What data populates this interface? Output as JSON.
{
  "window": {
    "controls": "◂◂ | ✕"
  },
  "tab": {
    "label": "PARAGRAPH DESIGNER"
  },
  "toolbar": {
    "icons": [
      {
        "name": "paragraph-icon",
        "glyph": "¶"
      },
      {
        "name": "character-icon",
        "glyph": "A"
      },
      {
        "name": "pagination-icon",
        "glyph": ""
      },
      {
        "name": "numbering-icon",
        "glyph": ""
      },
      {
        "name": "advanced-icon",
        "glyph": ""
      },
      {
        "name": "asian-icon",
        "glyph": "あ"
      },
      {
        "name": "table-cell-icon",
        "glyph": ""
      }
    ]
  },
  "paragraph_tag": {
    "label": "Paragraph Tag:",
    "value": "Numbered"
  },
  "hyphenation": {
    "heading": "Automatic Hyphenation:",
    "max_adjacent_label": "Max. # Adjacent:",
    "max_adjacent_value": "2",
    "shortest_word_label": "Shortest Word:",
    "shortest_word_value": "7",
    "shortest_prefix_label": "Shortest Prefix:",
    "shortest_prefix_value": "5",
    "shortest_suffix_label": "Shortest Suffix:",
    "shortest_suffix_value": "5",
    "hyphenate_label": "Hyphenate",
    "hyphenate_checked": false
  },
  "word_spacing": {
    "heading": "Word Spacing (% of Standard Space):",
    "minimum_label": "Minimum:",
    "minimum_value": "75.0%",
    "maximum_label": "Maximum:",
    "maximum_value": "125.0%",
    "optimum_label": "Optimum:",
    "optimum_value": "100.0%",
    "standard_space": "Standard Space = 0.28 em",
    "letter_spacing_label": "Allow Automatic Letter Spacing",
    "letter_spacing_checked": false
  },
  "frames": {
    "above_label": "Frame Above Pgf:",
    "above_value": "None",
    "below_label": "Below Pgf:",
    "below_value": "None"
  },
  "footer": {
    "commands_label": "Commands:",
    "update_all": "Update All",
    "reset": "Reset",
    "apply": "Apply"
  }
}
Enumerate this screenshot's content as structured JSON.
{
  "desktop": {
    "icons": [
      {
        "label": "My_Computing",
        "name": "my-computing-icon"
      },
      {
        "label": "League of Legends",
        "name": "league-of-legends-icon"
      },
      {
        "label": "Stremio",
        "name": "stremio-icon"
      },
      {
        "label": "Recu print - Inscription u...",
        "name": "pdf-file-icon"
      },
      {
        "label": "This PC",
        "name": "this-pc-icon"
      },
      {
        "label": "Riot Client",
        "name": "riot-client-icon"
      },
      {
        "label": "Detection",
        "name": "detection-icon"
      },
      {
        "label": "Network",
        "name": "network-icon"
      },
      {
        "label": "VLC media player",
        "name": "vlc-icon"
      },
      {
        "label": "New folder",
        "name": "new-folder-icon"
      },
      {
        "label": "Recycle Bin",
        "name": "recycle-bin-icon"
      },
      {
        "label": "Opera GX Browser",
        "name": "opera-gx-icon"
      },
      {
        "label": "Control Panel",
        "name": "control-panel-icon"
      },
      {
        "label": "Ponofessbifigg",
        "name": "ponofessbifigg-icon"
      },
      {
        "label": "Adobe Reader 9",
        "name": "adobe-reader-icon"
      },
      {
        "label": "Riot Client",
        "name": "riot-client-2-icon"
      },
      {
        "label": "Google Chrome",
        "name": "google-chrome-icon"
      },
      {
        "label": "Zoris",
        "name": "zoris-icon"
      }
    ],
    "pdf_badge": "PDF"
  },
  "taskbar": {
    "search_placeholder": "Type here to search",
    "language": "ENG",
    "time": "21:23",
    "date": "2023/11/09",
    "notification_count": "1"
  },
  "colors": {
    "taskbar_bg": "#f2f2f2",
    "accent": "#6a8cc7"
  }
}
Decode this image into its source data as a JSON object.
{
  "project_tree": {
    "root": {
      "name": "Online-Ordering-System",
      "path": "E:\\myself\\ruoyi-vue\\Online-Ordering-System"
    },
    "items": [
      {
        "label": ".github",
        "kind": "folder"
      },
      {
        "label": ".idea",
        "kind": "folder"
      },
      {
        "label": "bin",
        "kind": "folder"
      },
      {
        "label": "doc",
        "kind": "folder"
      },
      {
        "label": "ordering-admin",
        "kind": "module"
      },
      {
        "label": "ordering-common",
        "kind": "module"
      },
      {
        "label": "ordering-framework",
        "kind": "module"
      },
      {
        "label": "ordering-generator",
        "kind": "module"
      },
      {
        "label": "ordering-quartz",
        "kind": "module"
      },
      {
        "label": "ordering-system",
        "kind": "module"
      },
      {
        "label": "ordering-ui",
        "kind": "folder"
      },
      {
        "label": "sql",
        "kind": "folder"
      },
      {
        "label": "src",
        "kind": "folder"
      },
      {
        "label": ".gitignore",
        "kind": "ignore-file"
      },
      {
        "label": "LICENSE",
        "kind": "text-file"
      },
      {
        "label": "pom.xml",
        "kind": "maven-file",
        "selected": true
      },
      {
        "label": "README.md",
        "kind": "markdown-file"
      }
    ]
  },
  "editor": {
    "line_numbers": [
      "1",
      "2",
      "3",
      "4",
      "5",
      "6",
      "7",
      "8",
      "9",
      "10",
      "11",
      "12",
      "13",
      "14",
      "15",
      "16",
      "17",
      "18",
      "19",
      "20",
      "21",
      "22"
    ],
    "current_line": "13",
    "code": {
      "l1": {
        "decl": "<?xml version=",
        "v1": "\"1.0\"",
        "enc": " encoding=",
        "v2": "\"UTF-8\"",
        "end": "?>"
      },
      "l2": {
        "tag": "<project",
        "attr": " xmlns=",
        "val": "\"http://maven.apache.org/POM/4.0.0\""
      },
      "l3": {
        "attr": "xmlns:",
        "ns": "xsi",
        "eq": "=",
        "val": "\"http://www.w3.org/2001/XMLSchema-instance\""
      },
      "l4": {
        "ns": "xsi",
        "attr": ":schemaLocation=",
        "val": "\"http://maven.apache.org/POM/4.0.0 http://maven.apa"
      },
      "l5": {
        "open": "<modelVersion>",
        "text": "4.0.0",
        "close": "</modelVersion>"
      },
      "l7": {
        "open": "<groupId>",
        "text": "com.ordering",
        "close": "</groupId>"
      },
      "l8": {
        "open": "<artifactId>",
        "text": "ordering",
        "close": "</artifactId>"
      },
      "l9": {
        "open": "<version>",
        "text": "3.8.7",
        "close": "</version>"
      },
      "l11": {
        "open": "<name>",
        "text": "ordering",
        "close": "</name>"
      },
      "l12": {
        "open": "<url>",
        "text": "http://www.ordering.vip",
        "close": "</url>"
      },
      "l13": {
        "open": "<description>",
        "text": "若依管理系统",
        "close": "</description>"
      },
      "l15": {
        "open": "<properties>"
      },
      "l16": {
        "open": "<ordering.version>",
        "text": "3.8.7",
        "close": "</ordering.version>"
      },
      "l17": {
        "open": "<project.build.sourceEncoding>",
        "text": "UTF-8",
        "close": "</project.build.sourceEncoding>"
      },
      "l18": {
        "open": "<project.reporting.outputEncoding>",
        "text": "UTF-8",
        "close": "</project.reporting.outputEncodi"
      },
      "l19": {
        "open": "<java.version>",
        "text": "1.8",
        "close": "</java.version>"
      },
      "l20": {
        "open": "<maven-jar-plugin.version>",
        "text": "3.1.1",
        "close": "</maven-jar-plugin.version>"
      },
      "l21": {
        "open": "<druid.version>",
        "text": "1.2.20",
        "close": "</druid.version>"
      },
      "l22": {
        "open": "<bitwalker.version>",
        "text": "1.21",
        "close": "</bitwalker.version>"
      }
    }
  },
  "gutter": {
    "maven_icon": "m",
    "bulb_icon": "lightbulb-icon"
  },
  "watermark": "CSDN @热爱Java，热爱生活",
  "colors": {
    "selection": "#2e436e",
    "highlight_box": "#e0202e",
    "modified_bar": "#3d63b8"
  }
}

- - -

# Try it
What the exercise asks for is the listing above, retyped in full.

# Response for this exercise
What data populates this interface? Output as JSON.
{
  "window": {
    "controls": "◂◂ | ✕"
  },
  "tab": {
    "label": "PARAGRAPH DESIGNER"
  },
  "toolbar": {
    "icons": [
      {
        "name": "paragraph-icon",
        "glyph": "¶"
      },
      {
        "name": "character-icon",
        "glyph": "A"
      },
      {
        "name": "pagination-icon",
        "glyph": ""
      },
      {
        "name": "numbering-icon",
        "glyph": ""
      },
      {
        "name": "advanced-icon",
        "glyph": ""
      },
      {
        "name": "asian-icon",
        "glyph": "あ"
      },
      {
        "name": "table-cell-icon",
        "glyph": ""
      }
    ]
  },
  "paragraph_tag": {
    "label": "Paragraph Tag:",
    "value": "Numbered"
  },
  "hyphenation": {
    "heading": "Automatic Hyphenation:",
    "max_adjacent_label": "Max. # Adjacent:",
    "max_adjacent_value": "2",
    "shortest_word_label": "Shortest Word:",
    "shortest_word_value": "7",
    "shortest_prefix_label": "Shortest Prefix:",
    "shortest_prefix_value": "5",
    "shortest_suffix_label": "Shortest Suffix:",
    "shortest_suffix_value": "5",
    "hyphenate_label": "Hyphenate",
    "hyphenate_checked": false
  },
  "word_spacing": {
    "heading": "Word Spacing (% of Standard Space):",
    "minimum_label": "Minimum:",
    "minimum_value": "75.0%",
    "maximum_label": "Maximum:",
    "maximum_value": "125.0%",
    "optimum_label": "Optimum:",
    "optimum_value": "100.0%",
    "standard_space": "Standard Space = 0.28 em",
    "letter_spacing_label": "Allow Automatic Letter Spacing",
    "letter_spacing_checked": false
  },
  "frames": {
    "above_label": "Frame Above Pgf:",
    "above_value": "None",
    "below_label": "Below Pgf:",
    "below_value": "None"
  },
  "footer": {
    "commands_label": "Commands:",
    "update_all": "Update All",
    "reset": "Reset",
    "apply": "Apply"
  }
}
Enumerate this screenshot's content as structured JSON.
{
  "desktop": {
    "icons": [
      {
        "label": "My_Computing",
        "name": "my-computing-icon"
      },
      {
        "label": "League of Legends",
        "name": "league-of-legends-icon"
      },
      {
        "label": "Stremio",
        "name": "stremio-icon"
      },
      {
        "label": "Recu print - Inscription u...",
        "name": "pdf-file-icon"
      },
      {
        "label": "This PC",
        "name": "this-pc-icon"
      },
      {
        "label": "Riot Client",
        "name": "riot-client-icon"
      },
      {
        "label": "Detection",
        "name": "detection-icon"
      },
      {
        "label": "Network",
        "name": "network-icon"
      },
      {
        "label": "VLC media player",
        "name": "vlc-icon"
      },
      {
        "label": "New folder",
        "name": "new-folder-icon"
      },
      {
        "label": "Recycle Bin",
        "name": "recycle-bin-icon"
      },
      {
        "label": "Opera GX Browser",
        "name": "opera-gx-icon"
      },
      {
        "label": "Control Panel",
        "name": "control-panel-icon"
      },
      {
        "label": "Ponofessbifigg",
        "name": "ponofessbifigg-icon"
      },
      {
        "label": "Adobe Reader 9",
        "name": "adobe-reader-icon"
      },
      {
        "label": "Riot Client",
        "name": "riot-client-2-icon"
      },
      {
        "label": "Google Chrome",
        "name": "google-chrome-icon"
      },
      {
        "label": "Zoris",
        "name": "zoris-icon"
      }
    ],
    "pdf_badge": "PDF"
  },
  "taskbar": {
    "search_placeholder": "Type here to search",
    "language": "ENG",
    "time": "21:23",
    "date": "2023/11/09",
    "notification_count": "1"
  },
  "colors": {
    "taskbar_bg": "#f2f2f2",
    "accent": "#6a8cc7"
  }
}
Decode this image into its source data as a JSON object.
{
  "project_tree": {
    "root": {
      "name": "Online-Ordering-System",
      "path": "E:\\myself\\ruoyi-vue\\Online-Ordering-System"
    },
    "items": [
      {
        "label": ".github",
        "kind": "folder"
      },
      {
        "label": ".idea",
        "kind": "folder"
      },
      {
        "label": "bin",
        "kind": "folder"
      },
      {
        "label": "doc",
        "kind": "folder"
      },
      {
        "label": "ordering-admin",
        "kind": "module"
      },
      {
        "label": "ordering-common",
        "kind": "module"
      },
      {
        "label": "ordering-framework",
        "kind": "module"
      },
      {
        "label": "ordering-generator",
        "kind": "module"
      },
      {
        "label": "ordering-quartz",
        "kind": "module"
      },
      {
        "label": "ordering-system",
        "kind": "module"
      },
      {
        "label": "ordering-ui",
        "kind": "folder"
      },
      {
        "label": "sql",
        "kind": "folder"
      },
      {
        "label": "src",
        "kind": "folder"
      },
      {
        "label": ".gitignore",
        "kind": "ignore-file"
      },
      {
        "label": "LICENSE",
        "kind": "text-file"
      },
      {
        "label": "pom.xml",
        "kind": "maven-file",
        "selected": true
      },
      {
        "label": "README.md",
        "kind": "markdown-file"
      }
    ]
  },
  "editor": {
    "line_numbers": [
      "1",
      "2",
      "3",
      "4",
      "5",
      "6",
      "7",
      "8",
      "9",
      "10",
      "11",
      "12",
      "13",
      "14",
      "15",
      "16",
      "17",
      "18",
      "19",
      "20",
      "21",
      "22"
    ],
    "current_line": "13",
    "code": {
      "l1": {
        "decl": "<?xml version=",
        "v1": "\"1.0\"",
        "enc": " encoding=",
        "v2": "\"UTF-8\"",
        "end": "?>"
      },
      "l2": {
        "tag": "<project",
        "attr": " xmlns=",
        "val": "\"http://maven.apache.org/POM/4.0.0\""
      },
      "l3": {
        "attr": "xmlns:",
        "ns": "xsi",
        "eq": "=",
        "val": "\"http://www.w3.org/2001/XMLSchema-instance\""
      },
      "l4": {
        "ns": "xsi",
        "attr": ":schemaLocation=",
        "val": "\"http://maven.apache.org/POM/4.0.0 http://maven.apa"
      },
      "l5": {
        "open": "<modelVersion>",
        "text": "4.0.0",
        "close": "</modelVersion>"
      },
      "l7": {
        "open": "<groupId>",
        "text": "com.ordering",
        "close": "</groupId>"
      },
      "l8": {
        "open": "<artifactId>",
        "text": "ordering",
        "close": "</artifactId>"
      },
      "l9": {
        "open": "<version>",
        "text": "3.8.7",
        "close": "</version>"
      },
      "l11": {
        "open": "<name>",
        "text": "ordering",
        "close": "</name>"
      },
      "l12": {
        "open": "<url>",
        "text": "http://www.ordering.vip",
        "close": "</url>"
      },
      "l13": {
        "open": "<description>",
        "text": "若依管理系统",
        "close": "</description>"
      },
      "l15": {
        "open": "<properties>"
      },
      "l16": {
        "open": "<ordering.version>",
        "text": "3.8.7",
        "close": "</ordering.version>"
      },
      "l17": {
        "open": "<project.build.sourceEncoding>",
        "text": "UTF-8",
        "close": "</project.build.sourceEncoding>"
      },
      "l18": {
        "open": "<project.reporting.outputEncoding>",
        "text": "UTF-8",
        "close": "</project.reporting.outputEncodi"
      },
      "l19": {
        "open": "<java.version>",
        "text": "1.8",
        "close": "</java.version>"
      },
      "l20": {
        "open": "<maven-jar-plugin.version>",
        "text": "3.1.1",
        "close": "</maven-jar-plugin.version>"
      },
      "l21": {
        "open": "<druid.version>",
        "text": "1.2.20",
        "close": "</druid.version>"
      },
      "l22": {
        "open": "<bitwalker.version>",
        "text": "1.21",
        "close": "</bitwalker.version>"
      }
    }
  },
  "gutter": {
    "maven_icon": "m",
    "bulb_icon": "lightbulb-icon"
  },
  "watermark": "CSDN @热爱Java，热爱生活",
  "colors": {
    "selection": "#2e436e",
    "highlight_box": "#e0202e",
    "modified_bar": "#3d63b8"
  }
}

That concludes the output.